Two Stimulating Articles
The developing problem of unmoored males, and Facebook as authoritarian state
Today, I’m providing pointers to two essays I think are important because they stimulate thought, are data-laden, and seem more instructive than most things.
The first comes from Scott Galloway, who has hit on a topic that others might shy away from — young men avoiding college, missing out on romantic relationships, and possibly setting the stage for a future of anger and disassociative behavior.
I remember watching some of the seeds of this being planted in the 1980s — quite rightly, women were urged to go to college, explore the scope of their abilities, and chase their dreams. At the same time, men were being presented with a much narrower scope of what it meant to be male — from Rambo to Reagan, maleness was being thrown back decades. Those of us who enjoyed language, arts, music, theater, travel, and dining were mocked as “sensitive” and were told we were in touch with our “feminine side.” The message was clear — real men didn’t do these things.

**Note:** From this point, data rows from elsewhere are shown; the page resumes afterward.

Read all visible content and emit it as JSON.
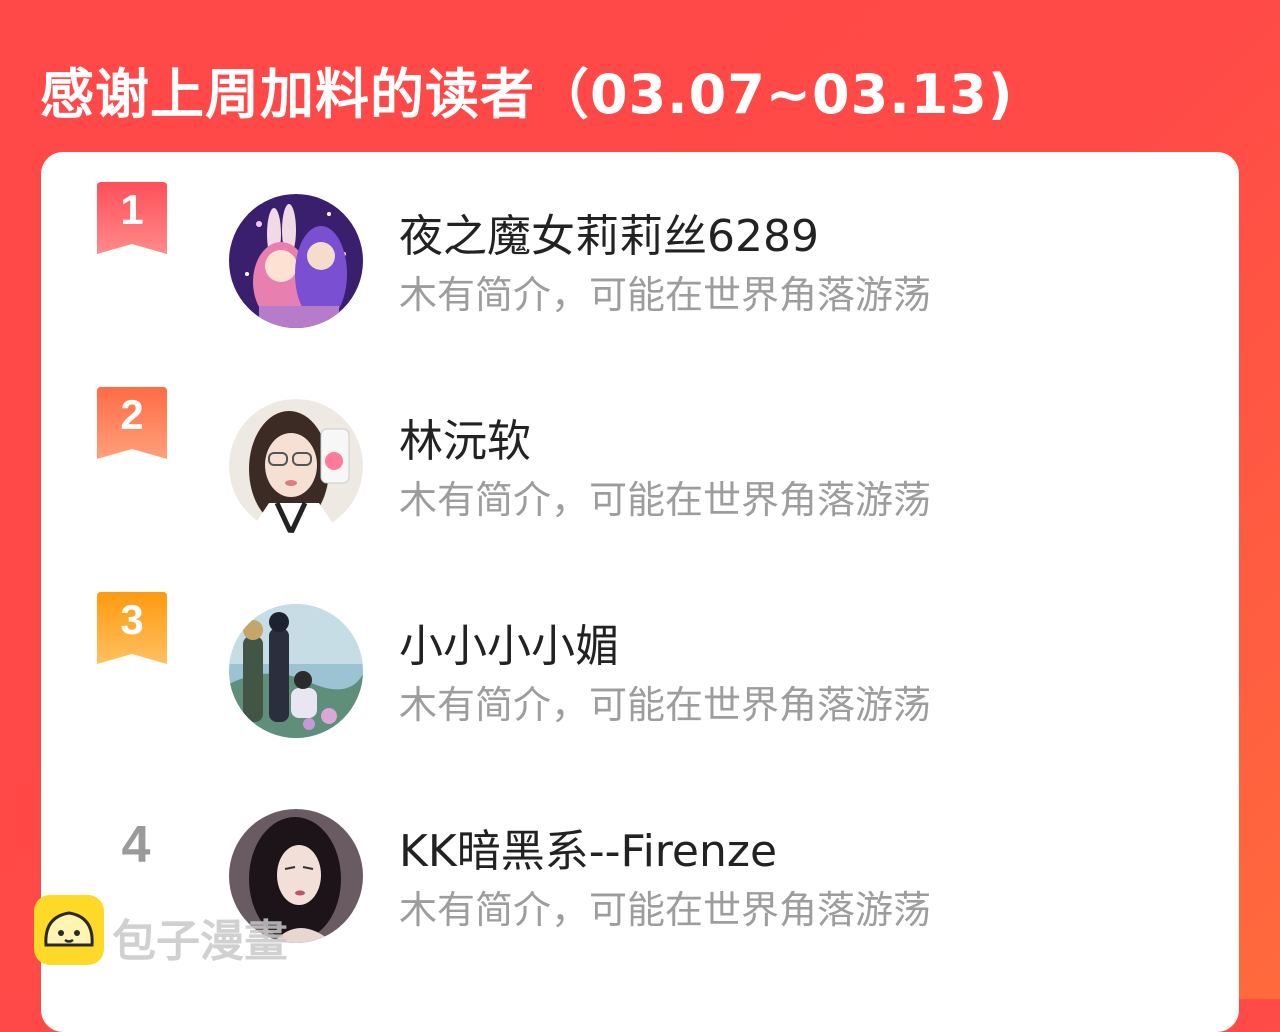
{
  "title": "感谢上周加料的读者（03.07~03.13)",
  "readers": [
    {
      "rank": "1",
      "name": "夜之魔女莉莉丝6289",
      "bio": "木有简介，可能在世界角落游荡"
    },
    {
      "rank": "2",
      "name": "林沅软",
      "bio": "木有简介，可能在世界角落游荡"
    },
    {
      "rank": "3",
      "name": "小小小小媚",
      "bio": "木有简介，可能在世界角落游荡"
    },
    {
      "rank": "4",
      "name": "KK暗黑系--Firenze",
      "bio": "木有简介，可能在世界角落游荡"
    }
  ],
  "watermark": {
    "text": "包子漫畫",
    "icon": "bun-face-icon"
  },
  "colors": {
    "header": "#ff4848",
    "rank1": "#ff5a5f",
    "rank2": "#ff7a50",
    "rank3": "#ffa020",
    "rank_plain": "#9a9a9a"
  }
}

Those seeds are now in full bloom when it comes to university admissions, and now 70% of high school valdedictorians are female:
Definitely worth a read at Galloway’s blog, “No Mercy/No Malice.”
The second essay of note comes from the Atlantic, and frames Facebook as an authoritarian state. This initially struck me as rhetorical, but Adrienne LaFrance, the author and Executive Editor of the Atlantic, documents how often Mark Zuckerberg, Facebook’s CEO and majority shareholder, speaks of Facebook in nation-state terms, making it clear that he views Facebook as an overlay on world government — with Zuckerberg as the ultimate authority.
As LaFrance writes:
Perhaps Americans have become so cynical that they have given up on defending their freedom from surveillance, manipulation, and exploitation. But if Russia or China were taking the exact same actions to undermine democracy, Americans would surely feel differently. Seeing Facebook as a hostile foreign power could force people to acknowledge what they’re participating in, and what they’re giving up, when they log in. In the end it doesn’t really matter what Facebook is; it matters what Facebook is doing.
It’s a powerful blend of reporting and analysis. It feels a bit hyperbolic at times but less so as evidence accumulates as you read. If you factor in this weekend’s 60 Minutes interview with the Facebook whistleblower Frances Haugen, it appears perhaps not quite heated enough, with internal documents containing admissions like this:
One key section of the interview notes how European political parties felt compelled to become more negative and extreme because of how Facebook changed its algorithms. As journalist Scott Pelley summarizes it:
The European political parties were essentially saying to Facebook, “The way you’ve written your algorithm is changing the way we lead our countries.”
Faith in Facebook seems to faltering in the investment market, with reporters at The Information noting last week that Facebook stock is trading at its largest-ever discount relative to Alphabet. The SEC may soon have to deal with allegations that Facebook withheld or lied about material representations to its shareholders, a violation that could drive their stock down further and lead to an enforcement action in a political environment souring on Facebook’s shenanigans. Apple’s changes to app tracking has been a part of Facebook’s underperformance, as preventing tracking has proven popular and limits data gathering through iPhones.
Yesterday’s outage of Facebook, Instagram, and WhatsApp also reminds us of the fragility of the Internet (Facebook has gone down multiple times this year alone), the lack of a viable competitor to Facebook, the need for data portability, and the risks of concentrated power.
Again, worth a read.